Monday, December 6, 2010

We Are What We Read

Our neighborhood book club met this week to party.  We ate homemade toffee, we drank lots of wine, we left our children with our husbands, and we didn't even pretend to discuss a book. 

I don't think I'm alone in attending a book club primarily for purposes of socialization with grown-ups (and a night out of the house!).  As one of my neighbors once said, a person could sell filing cabinets and we would come.  I am, of course, a reader by nature, and I love a good debate (ask my husband).  However, I am also a very slow reader with severely limited time and am easily put off by books that seem too depressing, too showoffy, too unbelievable, too trite...  in other words, much of what seems to be popular book club fare. 

The idea that books bind us, though, is an irresistable one to me.  It is a theme to which I return over and over in my own writing.  A few weeks ago I met a little girl at church named Lavender and couldn't wait to press a copy of Love, Ruby Lavender into her hands.  I've loaned and re-loaned All-of-A-Kind Family and The Westing Game and the complete Bobbsey Twins dozens of times, and the thought of sharing these books with my daughter someday literally gives me shivers. 
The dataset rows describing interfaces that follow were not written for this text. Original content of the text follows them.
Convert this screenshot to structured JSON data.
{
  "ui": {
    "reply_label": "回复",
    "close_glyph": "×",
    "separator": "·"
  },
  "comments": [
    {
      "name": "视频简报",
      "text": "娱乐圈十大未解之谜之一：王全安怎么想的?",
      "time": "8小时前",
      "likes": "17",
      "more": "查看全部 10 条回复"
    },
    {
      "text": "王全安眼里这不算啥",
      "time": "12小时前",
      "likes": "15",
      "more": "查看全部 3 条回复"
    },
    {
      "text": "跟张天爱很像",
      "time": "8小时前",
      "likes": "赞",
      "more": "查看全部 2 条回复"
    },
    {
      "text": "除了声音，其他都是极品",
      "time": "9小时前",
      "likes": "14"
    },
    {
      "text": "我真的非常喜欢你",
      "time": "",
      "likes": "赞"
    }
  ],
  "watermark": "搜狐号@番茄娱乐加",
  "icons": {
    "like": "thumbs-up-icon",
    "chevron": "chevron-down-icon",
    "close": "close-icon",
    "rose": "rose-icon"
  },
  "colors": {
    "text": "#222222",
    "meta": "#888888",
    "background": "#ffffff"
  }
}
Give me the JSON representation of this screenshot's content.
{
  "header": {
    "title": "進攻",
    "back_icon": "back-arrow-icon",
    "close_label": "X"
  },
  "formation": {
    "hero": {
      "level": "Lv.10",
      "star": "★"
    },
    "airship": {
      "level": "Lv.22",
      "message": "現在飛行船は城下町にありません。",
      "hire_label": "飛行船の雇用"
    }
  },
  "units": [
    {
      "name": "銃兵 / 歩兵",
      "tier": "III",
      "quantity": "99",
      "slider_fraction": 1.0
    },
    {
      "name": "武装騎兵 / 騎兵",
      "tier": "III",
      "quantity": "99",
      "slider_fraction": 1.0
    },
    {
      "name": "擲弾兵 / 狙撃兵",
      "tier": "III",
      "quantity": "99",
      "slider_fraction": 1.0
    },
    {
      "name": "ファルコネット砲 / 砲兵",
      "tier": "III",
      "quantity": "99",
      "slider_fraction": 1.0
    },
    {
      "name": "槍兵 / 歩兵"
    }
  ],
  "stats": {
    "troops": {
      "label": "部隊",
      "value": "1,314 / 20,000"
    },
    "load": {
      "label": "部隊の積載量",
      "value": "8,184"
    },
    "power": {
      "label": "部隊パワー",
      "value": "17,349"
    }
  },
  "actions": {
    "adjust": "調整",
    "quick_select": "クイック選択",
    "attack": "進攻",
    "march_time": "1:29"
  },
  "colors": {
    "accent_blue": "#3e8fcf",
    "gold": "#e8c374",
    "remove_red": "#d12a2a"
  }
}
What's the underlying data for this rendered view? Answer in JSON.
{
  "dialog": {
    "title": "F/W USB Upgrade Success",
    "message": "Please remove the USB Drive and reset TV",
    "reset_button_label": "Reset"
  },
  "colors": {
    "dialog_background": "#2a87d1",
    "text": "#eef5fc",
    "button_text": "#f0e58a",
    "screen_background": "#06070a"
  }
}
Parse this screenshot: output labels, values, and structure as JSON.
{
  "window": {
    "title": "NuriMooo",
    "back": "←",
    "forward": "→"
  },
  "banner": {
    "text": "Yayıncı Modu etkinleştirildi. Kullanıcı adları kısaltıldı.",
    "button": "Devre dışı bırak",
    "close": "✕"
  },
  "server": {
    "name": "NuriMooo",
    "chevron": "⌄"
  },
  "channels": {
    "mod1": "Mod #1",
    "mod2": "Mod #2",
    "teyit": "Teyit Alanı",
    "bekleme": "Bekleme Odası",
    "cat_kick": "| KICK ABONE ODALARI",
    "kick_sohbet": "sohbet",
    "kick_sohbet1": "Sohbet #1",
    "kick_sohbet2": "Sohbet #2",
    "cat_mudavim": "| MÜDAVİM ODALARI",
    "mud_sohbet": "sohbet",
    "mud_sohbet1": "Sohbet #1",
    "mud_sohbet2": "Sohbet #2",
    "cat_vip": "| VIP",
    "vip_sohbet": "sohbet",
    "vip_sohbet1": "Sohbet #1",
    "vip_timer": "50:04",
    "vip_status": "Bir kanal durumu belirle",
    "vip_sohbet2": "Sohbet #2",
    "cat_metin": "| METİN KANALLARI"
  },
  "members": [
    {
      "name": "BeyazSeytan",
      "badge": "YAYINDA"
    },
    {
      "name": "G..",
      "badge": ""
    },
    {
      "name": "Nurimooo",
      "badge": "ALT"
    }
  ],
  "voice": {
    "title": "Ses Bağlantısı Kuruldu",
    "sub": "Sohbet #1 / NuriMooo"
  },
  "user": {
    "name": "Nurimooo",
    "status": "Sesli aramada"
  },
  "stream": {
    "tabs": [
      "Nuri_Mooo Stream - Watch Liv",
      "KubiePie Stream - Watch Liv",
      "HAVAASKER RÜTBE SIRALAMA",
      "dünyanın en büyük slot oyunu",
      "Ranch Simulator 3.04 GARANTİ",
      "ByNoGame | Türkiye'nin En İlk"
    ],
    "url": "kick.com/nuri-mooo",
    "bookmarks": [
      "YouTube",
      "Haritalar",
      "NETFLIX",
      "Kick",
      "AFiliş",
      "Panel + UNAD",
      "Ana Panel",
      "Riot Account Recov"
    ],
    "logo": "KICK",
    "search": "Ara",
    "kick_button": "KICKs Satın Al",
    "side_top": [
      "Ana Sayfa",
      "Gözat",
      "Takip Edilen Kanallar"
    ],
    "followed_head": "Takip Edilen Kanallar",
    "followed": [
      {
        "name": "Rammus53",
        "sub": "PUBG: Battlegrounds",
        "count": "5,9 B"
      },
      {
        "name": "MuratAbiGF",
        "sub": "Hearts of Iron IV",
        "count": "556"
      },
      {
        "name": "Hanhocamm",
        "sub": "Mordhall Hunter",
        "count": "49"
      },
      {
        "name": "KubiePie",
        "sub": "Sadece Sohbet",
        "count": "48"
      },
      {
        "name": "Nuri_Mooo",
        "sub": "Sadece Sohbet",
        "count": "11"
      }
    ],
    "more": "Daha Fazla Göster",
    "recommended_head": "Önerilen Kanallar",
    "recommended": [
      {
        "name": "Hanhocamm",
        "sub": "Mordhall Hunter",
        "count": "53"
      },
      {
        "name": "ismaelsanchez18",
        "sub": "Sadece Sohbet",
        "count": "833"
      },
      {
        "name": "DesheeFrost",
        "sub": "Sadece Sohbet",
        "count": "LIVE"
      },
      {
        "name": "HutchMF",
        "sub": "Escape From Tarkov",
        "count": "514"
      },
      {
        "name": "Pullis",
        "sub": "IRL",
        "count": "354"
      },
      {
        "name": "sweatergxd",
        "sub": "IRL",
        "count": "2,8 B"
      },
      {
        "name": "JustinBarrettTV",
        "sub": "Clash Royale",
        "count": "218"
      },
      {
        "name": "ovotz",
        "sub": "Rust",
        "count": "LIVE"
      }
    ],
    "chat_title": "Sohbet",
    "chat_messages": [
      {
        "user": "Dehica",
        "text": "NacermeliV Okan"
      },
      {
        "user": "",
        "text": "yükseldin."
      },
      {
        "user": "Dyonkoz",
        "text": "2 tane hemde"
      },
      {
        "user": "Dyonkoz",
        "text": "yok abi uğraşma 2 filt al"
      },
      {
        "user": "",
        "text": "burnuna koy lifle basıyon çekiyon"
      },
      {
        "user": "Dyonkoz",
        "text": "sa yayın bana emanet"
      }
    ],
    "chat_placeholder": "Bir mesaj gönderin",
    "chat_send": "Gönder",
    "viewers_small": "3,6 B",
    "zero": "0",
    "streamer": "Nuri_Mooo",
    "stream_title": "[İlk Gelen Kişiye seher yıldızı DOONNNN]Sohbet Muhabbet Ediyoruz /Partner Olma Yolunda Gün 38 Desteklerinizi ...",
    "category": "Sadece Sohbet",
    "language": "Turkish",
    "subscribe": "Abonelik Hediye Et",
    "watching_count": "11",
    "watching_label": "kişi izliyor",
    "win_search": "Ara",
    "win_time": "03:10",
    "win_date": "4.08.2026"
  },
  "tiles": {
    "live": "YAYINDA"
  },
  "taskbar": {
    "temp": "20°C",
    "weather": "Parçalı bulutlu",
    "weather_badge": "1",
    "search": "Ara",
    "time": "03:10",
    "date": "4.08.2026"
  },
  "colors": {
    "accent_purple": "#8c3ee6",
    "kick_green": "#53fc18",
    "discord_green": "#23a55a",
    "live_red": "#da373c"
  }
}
I'm supposed to be blogging today about five books that have made me who I am.  Well, anyone who has even a passing acquaintance with me probably already knows.  The way my mom passes down family recipes, I pass along reading recommendations. 
Books are a way to keep connections alive, through time, through space, through generations.   A dear friend walked several blocks in Manhattan on Friday with 51 pounds (!) of books on her back and in hand so that she could send this bounty to my avid-reader father.  These novels belonged to her beloved husband, Roger Newman, who died earlier this year. When the first batch of books arrived (yes, there were more), my husband and I both found ourselves rather reverently touching the pages that touched Rog's hands and, of course, his heart.  Rog was a writer, a man of eminently good taste, keen mind, and huge heart.  We were privileged to know him, and we are honored to be the keepers of these treasured mementos.

--Jeanne Marie



Martha W. said...

My older brother gave me All-of-a-Kind Family when I was nine for Christmas. It came in a boxed set of books. Having never seen a boxed set of books before, I was so delighted. For years after that, my sister would hide buttons for me whenever I dusted, just like they did in that story! Come to think of it, I could use some buttons hid around the house today to motivate me to dust once more! :)

Caroline McAlister said...

Growing up I did not share books with best friends, but my kids do. Their closest friends are great readers and they pass around their favorites and talk about them together, so they really are bound together by books. It gives me great hope for the future.

Caroline McAlister

Jeanne Marie Grunwell Ford said...

Caroline, what a lovely comment. Thank you.

And Mrs. Weingarten, thanks for the vivid recollection of the wonderful button scene. How did I never know you were a fellow fan?

BJ Schneider said...

A little girl named Lavender...that should get a story started! I wonder if she's as delicate as her name or just the opposite.

And what a great gift your friend sent for your father.